4 Smart Moves When the Economy Slows
Identifying growth industries, positive trends and hot jobs
are only part of a strategic career management process that
will help you weather a slowdown in the economy. What are
some ways to take control of your career when the economic
outlook is weakening or uncertain?
1. Quietly and confidently communicate your value and
"Recession-proof your job by making sure that others,
above and below, know about your recent achievements,"
is the advice offered on the website of outplacement firm,
Challenger, Gray & Christmas, Inc. When individuals demonstrate
their capabilities, they signal willingness to take on additional
or new responsibilities, or fill in a gap. Doing this quietly
is key. The last thing they want to do is instigate ill will
and an unhealthy competitive climate among co-workers, causing
more problems for the manager. If employees are not already
working to capacity, they better get moving.
2. Expand your network.
Like the other suggestions in this article, marketing
oneself is one of the basic Career
Literacy skills needed to successfully navigate today's
work environment. The more individuals are connected to a
broader community beyond their departments or companies, the
more resilient they will be in their careers.
Smart moves include being strategic in seeking connections
with others, where they give thought to whom they should get
to know based on their career goals. These people will be
the first to hear about new opportunities through their network as the business slowdown begins to reverse.
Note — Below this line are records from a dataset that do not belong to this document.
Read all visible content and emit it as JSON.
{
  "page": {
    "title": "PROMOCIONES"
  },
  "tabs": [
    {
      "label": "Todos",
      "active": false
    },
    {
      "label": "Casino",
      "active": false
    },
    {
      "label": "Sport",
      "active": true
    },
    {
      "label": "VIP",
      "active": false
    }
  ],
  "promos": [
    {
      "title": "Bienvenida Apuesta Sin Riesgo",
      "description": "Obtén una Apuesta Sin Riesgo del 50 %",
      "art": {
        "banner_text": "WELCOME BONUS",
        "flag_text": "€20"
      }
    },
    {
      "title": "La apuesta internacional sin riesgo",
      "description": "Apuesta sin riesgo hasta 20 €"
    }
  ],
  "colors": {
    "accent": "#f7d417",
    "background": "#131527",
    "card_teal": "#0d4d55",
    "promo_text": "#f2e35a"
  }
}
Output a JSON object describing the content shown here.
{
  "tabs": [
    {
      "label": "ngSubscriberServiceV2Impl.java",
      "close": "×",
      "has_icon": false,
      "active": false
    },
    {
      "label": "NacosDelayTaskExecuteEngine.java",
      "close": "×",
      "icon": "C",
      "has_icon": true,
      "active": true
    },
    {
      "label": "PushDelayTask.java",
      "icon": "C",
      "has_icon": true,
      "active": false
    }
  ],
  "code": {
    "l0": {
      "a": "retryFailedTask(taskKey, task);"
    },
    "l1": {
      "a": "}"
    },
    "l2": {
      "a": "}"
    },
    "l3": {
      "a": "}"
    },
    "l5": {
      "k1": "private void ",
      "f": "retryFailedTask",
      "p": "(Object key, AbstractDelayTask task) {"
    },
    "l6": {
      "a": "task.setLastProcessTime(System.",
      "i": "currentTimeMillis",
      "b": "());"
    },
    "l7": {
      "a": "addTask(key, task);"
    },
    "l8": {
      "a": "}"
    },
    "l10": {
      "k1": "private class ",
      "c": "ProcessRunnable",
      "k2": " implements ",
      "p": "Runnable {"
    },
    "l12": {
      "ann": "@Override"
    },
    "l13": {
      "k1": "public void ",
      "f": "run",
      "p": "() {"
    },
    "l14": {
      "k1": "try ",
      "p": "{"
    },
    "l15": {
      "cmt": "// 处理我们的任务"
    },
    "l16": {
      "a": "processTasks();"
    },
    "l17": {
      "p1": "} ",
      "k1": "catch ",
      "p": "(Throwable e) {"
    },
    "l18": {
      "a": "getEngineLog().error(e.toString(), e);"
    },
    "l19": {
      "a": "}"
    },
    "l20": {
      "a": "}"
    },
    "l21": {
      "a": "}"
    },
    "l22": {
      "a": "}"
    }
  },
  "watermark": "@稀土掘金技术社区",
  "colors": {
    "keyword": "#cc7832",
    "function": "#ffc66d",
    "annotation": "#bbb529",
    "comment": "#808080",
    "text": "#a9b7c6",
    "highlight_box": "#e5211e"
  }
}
Social networking
websites for professionals such as LinkedIn.com provide an
easy infrastructure for individuals to find each other, keep
in touch, and share information, job opportunities, and prospects
for new business that benefit their current employment situation.
3. Lay the foundation for a move to a new career that
offers more growth and opportunity.
Making great career choices always begins with in-depth self-knowledge.
Before individuals decide to pursue a new occupation, they
are wise to minimize the risk by gauging how well that job
and work environment aligns with their natural talents, interests,
personality and values. They conduct informational
interviews with individuals who are doing the kind of
work in which they are interested. These planful career managers
set up a job shadowing day with these same individuals, spending
a day with them on the job observing what they do and "trying
on" the work environment. This is a good time to find
out educational or training requirements, and begin taking
classes. Career changes take time.
4. Maintain a positive, optimistic attitude in the face
Most people call this "personal character" and it
sets individuals apart from the crowd. In work environments
where budgets are tight, business is declining, and employees
are concerned about their jobs, savvy career managers learn
to see the silver linings in a stormy situation. They see
their role as part of the solution rather than part of the
problem. They know that business is cyclical, and "this
too shall pass." When it does, they are ready.
© Copyright 2008, Career Vision. Article may be reprinted